As data centers continue to come under scrutiny for the amount of energy they use, researchers at University of Toronto Scarborough have a suggestion: turn the air conditioning down. Their latest research suggests that turning up the temperature could save energy with little or no increased risk of equipment failure.
According to recent paper published by Yale University scientists, an international policy is needed for recycling scarce specialty metals that are critical in the production of consumer goods. Specialty metals account for more than 30 of the 60 metals on the periodic table, and their rapidly accelerating usage in many industries makes the complete lack of recycling a concern.
From Napster to iTunes to Pandora, the methods by which the public can obtain and share music have rapidly progressed. Future groundbreaking innovations may need to wait, though, as the next generation of technology is being stymied by the very copyright laws that seek to protect the industry, says Rutgers-Camden University professor Michael Carrier in a new article for a law journal..
According to data from a 2008 Business R&D and Innovation Survey by the National Science Foundation, businesses perform the lion's share of their R&D activity in just a small number of geographic areas, particularly the San Jose-San Francisco-Oakland area and the New York-Newark-Bridgeport area.
A neutron detector developed for studies focused on life science, drug discovery, and materials technology has been licensed by PartTec Ltd. The Indiana-based manufacturer of radiation detection technologies is moving the technology developed at Oak Ridge National Laboratory toward the commercial marketplace.
Founded in 2002, the Statistical and Applied Mathematical Sciences Institute (SAMSI) is one of eight mathematical institutes funded by the NSF’s Division of Mathematical Sciences, and the only one that focuses on statistics and applied mathematics. SAMSI’s funding has recently been renewed by the National Science Foundation (NSF) for five years.
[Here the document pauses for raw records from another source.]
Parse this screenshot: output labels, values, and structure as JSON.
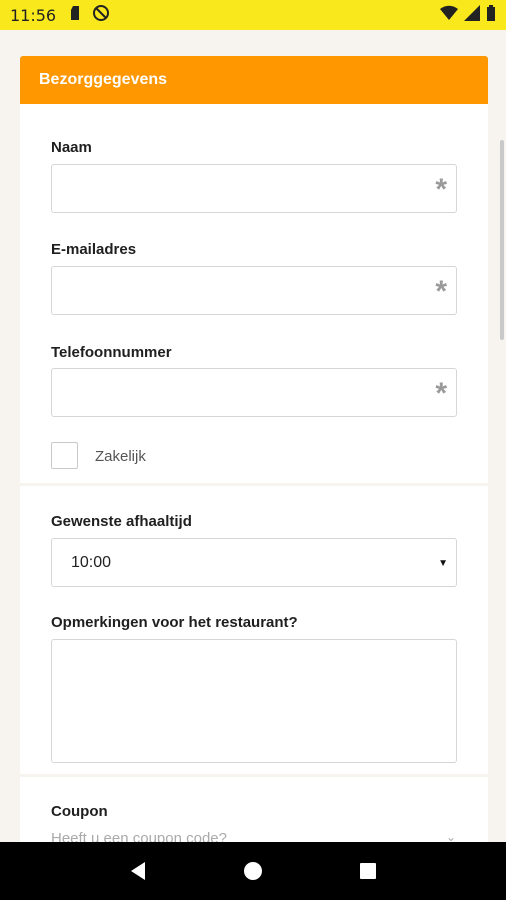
{
  "status_bar": {
    "time": "11:56",
    "icons": [
      "sd-card-icon",
      "no-disturb-icon",
      "wifi-icon",
      "signal-icon",
      "battery-icon"
    ]
  },
  "form": {
    "header_title": "Bezorggegevens",
    "fields": {
      "name_label": "Naam",
      "email_label": "E-mailadres",
      "phone_label": "Telefoonnummer",
      "required_mark": "*"
    },
    "business_checkbox_label": "Zakelijk",
    "pickup_time_label": "Gewenste afhaaltijd",
    "pickup_time_value": "10:00",
    "remarks_label": "Opmerkingen voor het restaurant?",
    "coupon_label": "Coupon",
    "coupon_placeholder": "Heeft u een coupon code?"
  },
  "colors": {
    "status_bar": "#f8e81c",
    "header": "#fe9700"
  }
}
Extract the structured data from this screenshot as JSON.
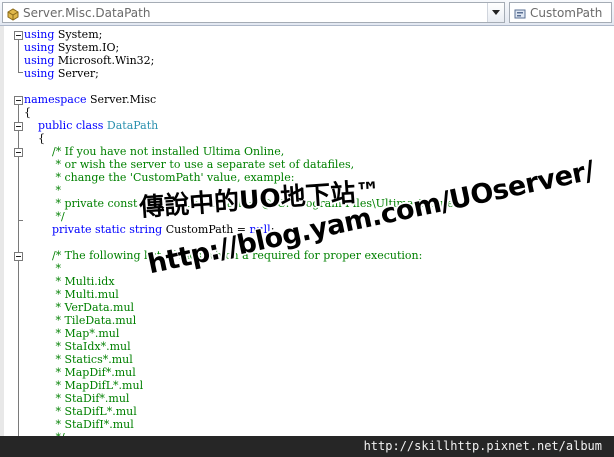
{
  "navigation": {
    "type_selector": {
      "icon": "class-icon",
      "value": "Server.Misc.DataPath"
    },
    "member_selector": {
      "icon": "property-icon",
      "value": "CustomPath"
    }
  },
  "editor": {
    "lines": [
      [
        [
          "kw",
          "using"
        ],
        [
          "pl",
          " System;"
        ]
      ],
      [
        [
          "kw",
          "using"
        ],
        [
          "pl",
          " System.IO;"
        ]
      ],
      [
        [
          "kw",
          "using"
        ],
        [
          "pl",
          " Microsoft.Win32;"
        ]
      ],
      [
        [
          "kw",
          "using"
        ],
        [
          "pl",
          " Server;"
        ]
      ],
      [],
      [
        [
          "kw",
          "namespace"
        ],
        [
          "pl",
          " Server.Misc"
        ]
      ],
      [
        [
          "pl",
          "{"
        ]
      ],
      [
        [
          "pl",
          "    "
        ],
        [
          "kw",
          "public class"
        ],
        [
          "pl",
          " "
        ],
        [
          "typ",
          "DataPath"
        ]
      ],
      [
        [
          "pl",
          "    {"
        ]
      ],
      [
        [
          "pl",
          "        "
        ],
        [
          "cm",
          "/* If you have not installed Ultima Online,"
        ]
      ],
      [
        [
          "pl",
          "         "
        ],
        [
          "cm",
          "* or wish the server to use a separate set of datafiles,"
        ]
      ],
      [
        [
          "pl",
          "         "
        ],
        [
          "cm",
          "* change the 'CustomPath' value, example:"
        ]
      ],
      [
        [
          "pl",
          "         "
        ],
        [
          "cm",
          "*"
        ]
      ],
      [
        [
          "pl",
          "         "
        ],
        [
          "cm",
          "* private const string CustomPath = @\"C:\\Program Files\\Ultima Online\";"
        ]
      ],
      [
        [
          "pl",
          "         "
        ],
        [
          "cm",
          "*/"
        ]
      ],
      [
        [
          "pl",
          "        "
        ],
        [
          "kw",
          "private static string"
        ],
        [
          "pl",
          " CustomPath = "
        ],
        [
          "kw",
          "null"
        ],
        [
          "pl",
          ";"
        ]
      ],
      [],
      [
        [
          "pl",
          "        "
        ],
        [
          "cm",
          "/* The following list of files which a required for proper execution:"
        ]
      ],
      [
        [
          "pl",
          "         "
        ],
        [
          "cm",
          "*"
        ]
      ],
      [
        [
          "pl",
          "         "
        ],
        [
          "cm",
          "* Multi.idx"
        ]
      ],
      [
        [
          "pl",
          "         "
        ],
        [
          "cm",
          "* Multi.mul"
        ]
      ],
      [
        [
          "pl",
          "         "
        ],
        [
          "cm",
          "* VerData.mul"
        ]
      ],
      [
        [
          "pl",
          "         "
        ],
        [
          "cm",
          "* TileData.mul"
        ]
      ],
      [
        [
          "pl",
          "         "
        ],
        [
          "cm",
          "* Map*.mul"
        ]
      ],
      [
        [
          "pl",
          "         "
        ],
        [
          "cm",
          "* StaIdx*.mul"
        ]
      ],
      [
        [
          "pl",
          "         "
        ],
        [
          "cm",
          "* Statics*.mul"
        ]
      ],
      [
        [
          "pl",
          "         "
        ],
        [
          "cm",
          "* MapDif*.mul"
        ]
      ],
      [
        [
          "pl",
          "         "
        ],
        [
          "cm",
          "* MapDifL*.mul"
        ]
      ],
      [
        [
          "pl",
          "         "
        ],
        [
          "cm",
          "* StaDif*.mul"
        ]
      ],
      [
        [
          "pl",
          "         "
        ],
        [
          "cm",
          "* StaDifL*.mul"
        ]
      ],
      [
        [
          "pl",
          "         "
        ],
        [
          "cm",
          "* StaDifI*.mul"
        ]
      ],
      [
        [
          "pl",
          "         "
        ],
        [
          "cm",
          "*/"
        ]
      ]
    ]
  },
  "watermark": {
    "title": "傳說中的UO地下站™",
    "url": "http://blog.yam.com/UOserver/"
  },
  "footer": {
    "text": "http://skillhttp.pixnet.net/album"
  },
  "colors": {
    "keyword": "#0000ff",
    "type": "#2b91af",
    "comment": "#008000",
    "footer_bg": "#262626"
  }
}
NASA recently picked three aerospace companies to build small rocketships to take astronauts to the International Space Station. This is the third phase of NASA's efforts to get private space companies to take over the job of the now-retired space shuttle. The companies will share more than $1.1 billion. Two of the ships are capsules like in the Apollo era and the third is closer in design to the space shuttle.
In 2010, Sandia National Laboratories researcher Jeff Tsao and Harry Saunders of The Breakthrough Institute in Oakland, Calif., predicted that light-emitting diodes would have a similar improvement in productivity—but not less energy use—that occurred upon the introduction of the Edison light bulb. Now, they have reprised their report to emphasize conclusions they say were misinterpreted by the media.
The U.S. Environmental Protection Agency has completed and published a comprehensive environmental assessment (CEA) framework study of engineered nanoscale silver, specifically with regard to its behavior in disinfectant sprays. Though not a formal assessment, many factors such as product life cycle, environmental transport and fate, exposure-dose in receptors, and potential impacts in these receptors are covered in the report.
According to a recent National Science Foundation report, the amount of R&D funding that passed through universities to others for collaborative projects during fiscal years 2000 to 2009 grew more rapidly than overall academic R&D expenditures. Federal initiatives and technological advances are thought to be contributing factors to this trend.
A recent report released by the National Science Foundation (NSF) found state government agency expenditures for research and development totaled $1.2 billion in fiscal year 2009, a 7% increase over the fiscal 2007 total of $1.1 billion. The survey marked the first time NSF asked state agencies to classify their R&D according to specific categories.